Now let $(x_i^{a_i}) \in G$. We have $\chi_i^{n_i}((x_i^{a_i})) = \prod_{j=1}^t (\chi^{n_i}(x_i))^{a_i}$ $= ((e^{2 \pi i/ n_i})^{n_i})^{a_i}$ $= (e^{\pi i})^{2a_i}$ $= 1^{2a_i}$ $= 1$. Thus $\chi_i^{n_i} = 1$. By this previous exercise, there exists a unique group homomorphism $\zeta : G \rightarrow \check{G}$ such that $\zeta(x_i) = \chi_i$.

Note that each homomorphism $\chi \in \check{G}$ is uniquely determined by its values at the $x_i$ (by this previous exercise), and that $\chi(x_i)$ is a $n_i$th root of unity.

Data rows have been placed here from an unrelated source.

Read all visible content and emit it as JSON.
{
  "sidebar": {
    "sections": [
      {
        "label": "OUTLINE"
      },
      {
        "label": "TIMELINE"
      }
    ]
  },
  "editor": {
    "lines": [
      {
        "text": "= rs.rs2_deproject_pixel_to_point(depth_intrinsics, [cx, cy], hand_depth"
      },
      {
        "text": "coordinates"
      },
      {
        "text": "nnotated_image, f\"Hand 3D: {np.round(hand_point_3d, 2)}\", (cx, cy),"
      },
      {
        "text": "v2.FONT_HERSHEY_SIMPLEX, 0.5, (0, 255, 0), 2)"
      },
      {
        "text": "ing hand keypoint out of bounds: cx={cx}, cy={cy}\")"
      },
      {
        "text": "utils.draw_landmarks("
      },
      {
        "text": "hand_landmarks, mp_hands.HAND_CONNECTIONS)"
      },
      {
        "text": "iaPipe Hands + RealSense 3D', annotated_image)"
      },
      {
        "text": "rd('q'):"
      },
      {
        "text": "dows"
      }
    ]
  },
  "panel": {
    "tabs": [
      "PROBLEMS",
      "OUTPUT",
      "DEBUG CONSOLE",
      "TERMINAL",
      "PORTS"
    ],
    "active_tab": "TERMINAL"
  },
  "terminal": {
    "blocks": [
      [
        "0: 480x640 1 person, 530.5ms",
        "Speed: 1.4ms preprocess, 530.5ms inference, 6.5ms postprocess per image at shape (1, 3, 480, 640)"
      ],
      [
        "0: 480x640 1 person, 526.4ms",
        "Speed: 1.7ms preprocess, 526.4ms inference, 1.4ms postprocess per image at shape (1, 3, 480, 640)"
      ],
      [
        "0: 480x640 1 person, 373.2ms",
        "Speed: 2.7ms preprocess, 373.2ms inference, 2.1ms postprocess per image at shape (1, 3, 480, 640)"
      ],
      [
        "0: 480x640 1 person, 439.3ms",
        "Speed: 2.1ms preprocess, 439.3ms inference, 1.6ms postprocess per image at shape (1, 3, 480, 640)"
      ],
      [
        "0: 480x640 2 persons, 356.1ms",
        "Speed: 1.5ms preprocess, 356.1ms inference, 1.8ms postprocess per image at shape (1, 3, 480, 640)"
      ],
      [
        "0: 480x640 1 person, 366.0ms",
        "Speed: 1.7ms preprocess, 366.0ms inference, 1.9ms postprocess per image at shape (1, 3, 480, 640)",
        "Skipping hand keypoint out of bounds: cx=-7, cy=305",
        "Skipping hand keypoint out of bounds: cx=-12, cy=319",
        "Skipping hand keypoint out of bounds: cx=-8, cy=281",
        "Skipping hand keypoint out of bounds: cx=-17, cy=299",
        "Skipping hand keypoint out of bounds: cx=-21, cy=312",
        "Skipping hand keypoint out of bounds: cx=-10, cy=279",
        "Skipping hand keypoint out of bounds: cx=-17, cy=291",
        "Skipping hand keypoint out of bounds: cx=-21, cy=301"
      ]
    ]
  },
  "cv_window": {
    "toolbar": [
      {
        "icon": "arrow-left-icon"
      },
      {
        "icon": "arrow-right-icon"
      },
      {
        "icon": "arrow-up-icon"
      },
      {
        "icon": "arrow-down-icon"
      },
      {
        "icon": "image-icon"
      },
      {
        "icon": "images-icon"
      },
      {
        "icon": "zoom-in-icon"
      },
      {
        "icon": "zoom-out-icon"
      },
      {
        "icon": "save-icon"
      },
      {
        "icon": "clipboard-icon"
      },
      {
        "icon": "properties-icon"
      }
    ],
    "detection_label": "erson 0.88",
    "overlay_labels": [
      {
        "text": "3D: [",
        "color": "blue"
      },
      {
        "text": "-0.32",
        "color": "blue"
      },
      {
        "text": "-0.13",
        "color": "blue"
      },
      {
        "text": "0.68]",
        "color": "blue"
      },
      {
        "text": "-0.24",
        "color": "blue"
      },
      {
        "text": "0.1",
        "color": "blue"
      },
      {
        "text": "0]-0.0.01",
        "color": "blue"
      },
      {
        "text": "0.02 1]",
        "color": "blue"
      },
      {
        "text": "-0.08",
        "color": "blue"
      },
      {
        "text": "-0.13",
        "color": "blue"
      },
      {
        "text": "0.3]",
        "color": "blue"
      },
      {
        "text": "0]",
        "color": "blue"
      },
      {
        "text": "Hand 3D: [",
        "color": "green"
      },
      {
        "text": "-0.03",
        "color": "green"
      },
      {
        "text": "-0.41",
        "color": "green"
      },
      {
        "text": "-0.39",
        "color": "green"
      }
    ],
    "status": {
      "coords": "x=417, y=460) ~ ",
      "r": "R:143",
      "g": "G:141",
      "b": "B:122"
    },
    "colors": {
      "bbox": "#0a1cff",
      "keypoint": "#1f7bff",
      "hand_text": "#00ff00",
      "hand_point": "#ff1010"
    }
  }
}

Thus $\chi(x_i) = \chi_i(x_i)^{a_i}$ for some $a_i$ (since $\chi_i(x_i)$ is a “primitive $n_i$th root of unity”, whatever that means.). Consider now $\prod x_i^{a_i} \in G$; note that $\zeta(\prod x_i^{a_i})(x_j) = (\prod \zeta(x_i)^a_i)(x_j)$ since $\zeta$ is a homomorphism, and that this equals $\prod (\zeta(x_i)^{a_i}(x_j)) = \prod \chi_i^{a_i}(x_j)$ $= \chi_j^{a_j}(x_j) = \chi(x_j)$. By uniqueness, then, and because $j$ is arbitrary, $\chi = \zeta(\prod x_i^{a_i})$. Thus $\zeta$ is surjective.

Suppose now that $\zeta(\prod x_i^{a_i}) = 1$. Then by definition $\prod \chi_i^{a_i} = 1$. Now let $1 \leq j \leq t$; we have $1 = \prod \chi_i^{a_i}(x_j)$ $= e^{2 \pi i a_j/ n_j}$. Thus $n_j$ divides $a_j$, hence $a_j \equiv 0$ mod $n_j$. Thus we have $\prod x_i^{a_i} = 1$, so the kernel of $\zeta$ is trivial and thus $\zeta$ is injective.

Hence $G \cong \check{G}$.